And then, in the very first gloss in this lengthy multi-volume compendium, he makes a comment that might seem curious for a religion focused not on beliefs or emotions, but on action, “And he should not feel shame because of those people who ridicule him in the work of the Lord, blessed be His Name.”

Most people are deathly afraid of what other people will say. And, so they conform. They just go with the flow. They never step out of line. I’m not sure how you would say this in 16th Century Polish, but what Isserles says here is, basically, screw that.

Recognize that those who try to do the right thing will always face opposition. This is just the nature of the world. Inoculate yourself, so you may continue to do the work. Know that there will be forces arrayed against you, and plow forward and overcome them. And, just like Ellie and Edwin, do not feel shame because of those people who ridicule you in the work of the Lord, blessed be His Name.

Saturday, August 1, 2020

We Forge On

Saturday morning, I officiated Cydney and James’ wedding ceremony in Farmers Branch, Texas. All participants are in this picture! (Masks were removed just for the ceremony, in case you were wondering, which under the Governor’s executive order, is kosher.) At the end of the ceremony, before James broke the glass, I shared these words with them:

When the Temple was destroyed, many responded by going into a perpetual state of deep mourning, refusing to eat meat or drink wine. 

A great sage, Rabbi Joshua, challenged a group of these people: “My sons… why do you not eat meat nor drink wine?” They indignantly replied: “Shall we eat flesh which used to be brought as an offering… drink wine which used to be poured as a libation?” 

Rabbi Joshua challenged them not to eat certain fruits or even bread, since these too were offered in the Temple. They managed to wiggle out of those challenges, with their idea intact, saying they would eat other foods. He reminded them that once a year, water was offered, and so, by their logic, they could not drink water. Now, they were stumped. 

Then he said, “To not mourn at all is impossible… to mourn too much is also impossible… The Sages, therefore… ordained: A man may stucco his house, but he should leave a little bare… A woman can put on all her jewelry but leave off one item.” This is, likely, the origin of the next custom. 

We are currently experiencing a calamity, without precedent. One could respond in different ways, just as Jews responded to the Temple’s destruction in different ways. Obviously, response to trauma does not follow logic. However, we should aspire to respond as Rabbi Joshua suggested then and as you do today. 

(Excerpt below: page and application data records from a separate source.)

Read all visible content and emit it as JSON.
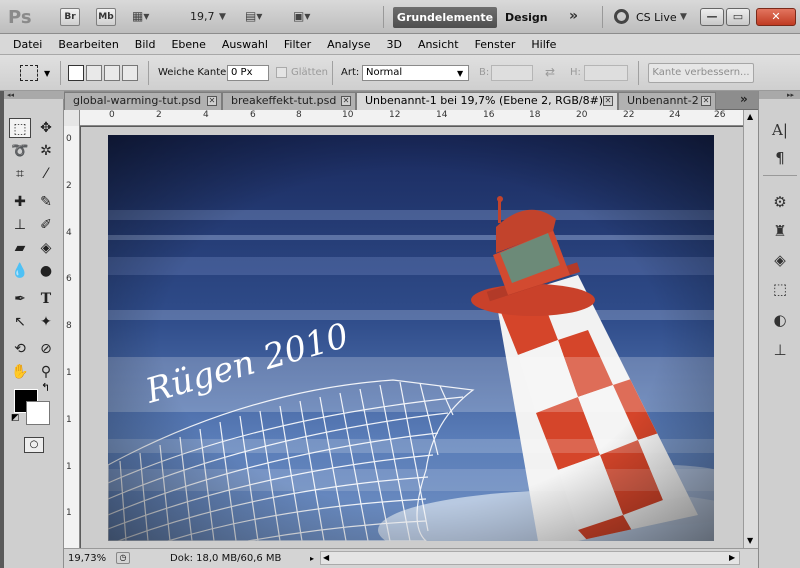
{
  "appbar": {
    "logo": "Ps",
    "br": "Br",
    "mb": "Mb",
    "zoom": "19,7",
    "workspace_active": "Grundelemente",
    "workspace_other": "Design",
    "more": "»",
    "cs_live": "CS Live",
    "minimize": "—",
    "restore": "▭",
    "close": "✕"
  },
  "menu": [
    "Datei",
    "Bearbeiten",
    "Bild",
    "Ebene",
    "Auswahl",
    "Filter",
    "Analyse",
    "3D",
    "Ansicht",
    "Fenster",
    "Hilfe"
  ],
  "options": {
    "feather_label": "Weiche Kante:",
    "feather_value": "0 Px",
    "smooth_label": "Glätten",
    "style_label": "Art:",
    "style_value": "Normal",
    "width_label": "B:",
    "height_label": "H:",
    "refine_button": "Kante verbessern..."
  },
  "tabs": [
    {
      "label": "global-warming-tut.psd"
    },
    {
      "label": "breakeffekt-tut.psd"
    },
    {
      "label": "Unbenannt-1 bei 19,7% (Ebene 2, RGB/8#) *"
    },
    {
      "label": "Unbenannt-2"
    }
  ],
  "tab_overflow": "»",
  "ruler_top": [
    "0",
    "2",
    "4",
    "6",
    "8",
    "10",
    "12",
    "14",
    "16",
    "18",
    "20",
    "22",
    "24",
    "26"
  ],
  "ruler_left": [
    "0",
    "2",
    "4",
    "6",
    "8",
    "1",
    "1",
    "1",
    "1"
  ],
  "artwork": {
    "script_text": "Rügen 2010"
  },
  "status": {
    "zoom": "19,73%",
    "doc": "Dok: 18,0 MB/60,6 MB"
  },
  "colors": {
    "workspace_active_bg": "#5e5e5e",
    "close_button": "#c8442a",
    "sky_dark": "#1e2f66",
    "lighthouse_red": "#d5452a"
  }
}
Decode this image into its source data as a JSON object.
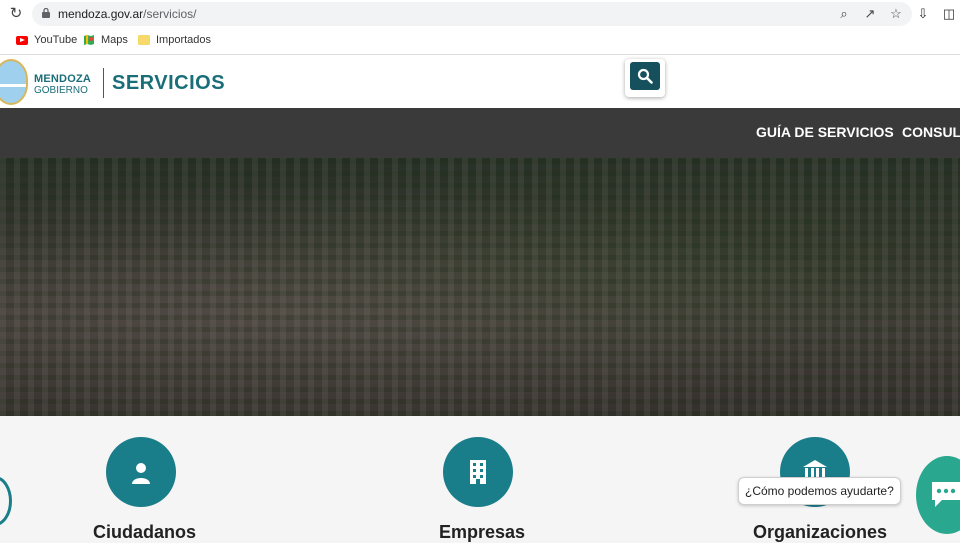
{
  "browser": {
    "url_domain": "mendoza.gov.ar",
    "url_path": "/servicios/"
  },
  "bookmarks": [
    {
      "label": "YouTube",
      "icon": "youtube-icon"
    },
    {
      "label": "Maps",
      "icon": "maps-icon"
    },
    {
      "label": "Importados",
      "icon": "folder-icon"
    }
  ],
  "header": {
    "brand_top": "MENDOZA",
    "brand_bottom": "GOBIERNO",
    "section_title": "SERVICIOS"
  },
  "nav": {
    "items": [
      "GUÍA DE SERVICIOS",
      "CONSULT"
    ]
  },
  "services": {
    "items": [
      {
        "label": "Ciudadanos",
        "icon": "person-icon"
      },
      {
        "label": "Empresas",
        "icon": "building-icon"
      },
      {
        "label": "Organizaciones",
        "icon": "institution-icon"
      }
    ]
  },
  "chat": {
    "prompt": "¿Cómo podemos ayudarte?"
  },
  "colors": {
    "brand": "#1a6e78",
    "accent": "#1a7d8a",
    "nav_bg": "#3a3a3a",
    "chat": "#2aa88f"
  }
}
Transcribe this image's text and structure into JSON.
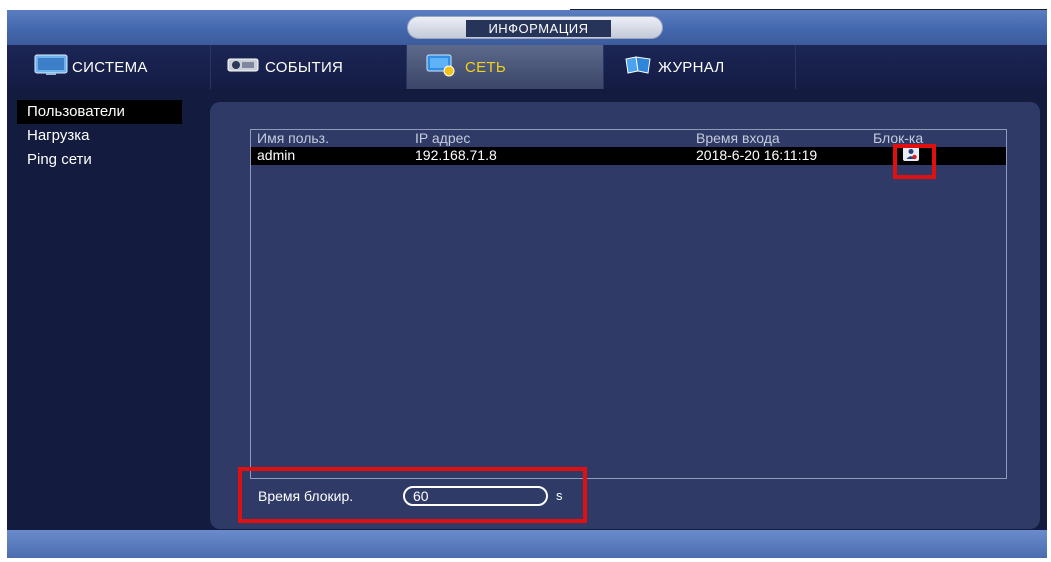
{
  "window": {
    "title": "ИНФОРМАЦИЯ"
  },
  "tabs": [
    {
      "label": "СИСТЕМА",
      "icon": "monitor-icon"
    },
    {
      "label": "СОБЫТИЯ",
      "icon": "camera-event-icon"
    },
    {
      "label": "СЕТЬ",
      "icon": "network-icon",
      "active": true
    },
    {
      "label": "ЖУРНАЛ",
      "icon": "log-book-icon"
    }
  ],
  "sidebar": {
    "items": [
      {
        "label": "Пользователи",
        "selected": true
      },
      {
        "label": "Нагрузка"
      },
      {
        "label": "Ping сети"
      }
    ]
  },
  "table": {
    "headers": [
      "Имя польз.",
      "IP адрес",
      "Время входа",
      "Блок-ка"
    ],
    "rows": [
      {
        "user": "admin",
        "ip": "192.168.71.8",
        "login_time": "2018-6-20 16:11:19",
        "block_icon": "lock-user-icon"
      }
    ]
  },
  "block_time": {
    "label": "Время блокир.",
    "value": "60",
    "unit": "s"
  },
  "colors": {
    "accent_active_tab": "#f4d11a",
    "highlight_box": "#e01010",
    "panel": "#2f3a66",
    "title_bar": "#4468ad"
  }
}
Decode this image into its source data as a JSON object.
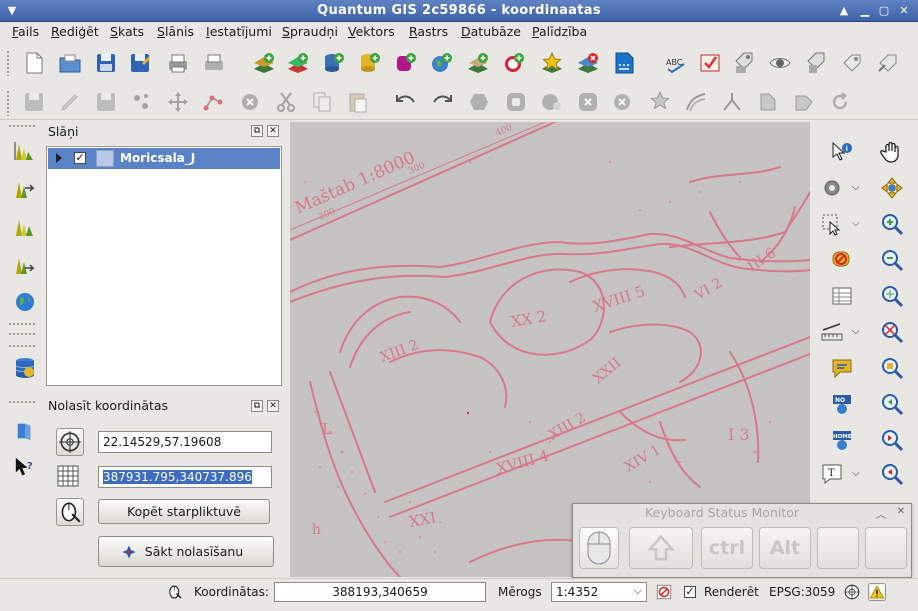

While not minimizing the suffering we see around us, we adapt, and by the grace of God, with hopes for a better future, we forge on.